[Opening SOURCE DATA section]

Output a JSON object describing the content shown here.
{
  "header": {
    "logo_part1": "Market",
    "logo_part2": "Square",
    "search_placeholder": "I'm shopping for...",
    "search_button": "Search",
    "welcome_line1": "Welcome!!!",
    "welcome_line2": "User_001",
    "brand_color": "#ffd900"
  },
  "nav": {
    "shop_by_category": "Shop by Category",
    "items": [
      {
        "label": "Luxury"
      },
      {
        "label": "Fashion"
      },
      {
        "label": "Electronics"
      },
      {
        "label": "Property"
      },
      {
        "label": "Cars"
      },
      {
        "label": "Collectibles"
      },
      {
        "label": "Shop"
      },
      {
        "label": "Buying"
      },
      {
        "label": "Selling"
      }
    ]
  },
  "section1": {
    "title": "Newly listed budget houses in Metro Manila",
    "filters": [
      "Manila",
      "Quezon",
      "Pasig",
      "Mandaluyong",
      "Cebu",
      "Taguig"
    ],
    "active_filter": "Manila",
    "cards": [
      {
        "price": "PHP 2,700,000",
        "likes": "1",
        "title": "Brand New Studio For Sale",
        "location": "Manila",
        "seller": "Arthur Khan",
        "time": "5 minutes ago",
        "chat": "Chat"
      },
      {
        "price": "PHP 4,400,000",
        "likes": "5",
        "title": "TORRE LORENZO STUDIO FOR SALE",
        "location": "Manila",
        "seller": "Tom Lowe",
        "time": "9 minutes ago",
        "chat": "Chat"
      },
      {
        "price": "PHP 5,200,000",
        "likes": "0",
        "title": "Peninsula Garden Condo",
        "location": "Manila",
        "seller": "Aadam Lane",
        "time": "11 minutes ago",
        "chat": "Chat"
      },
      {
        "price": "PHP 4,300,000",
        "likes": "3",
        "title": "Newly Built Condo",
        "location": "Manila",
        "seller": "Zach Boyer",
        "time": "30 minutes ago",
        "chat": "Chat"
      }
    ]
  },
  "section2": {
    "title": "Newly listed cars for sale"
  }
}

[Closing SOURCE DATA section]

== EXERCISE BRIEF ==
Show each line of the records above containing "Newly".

== RESULT BELOW ==
    "title": "Newly listed budget houses in Metro Manila",
        "title": "Newly Built Condo",
    "title": "Newly listed cars for sale"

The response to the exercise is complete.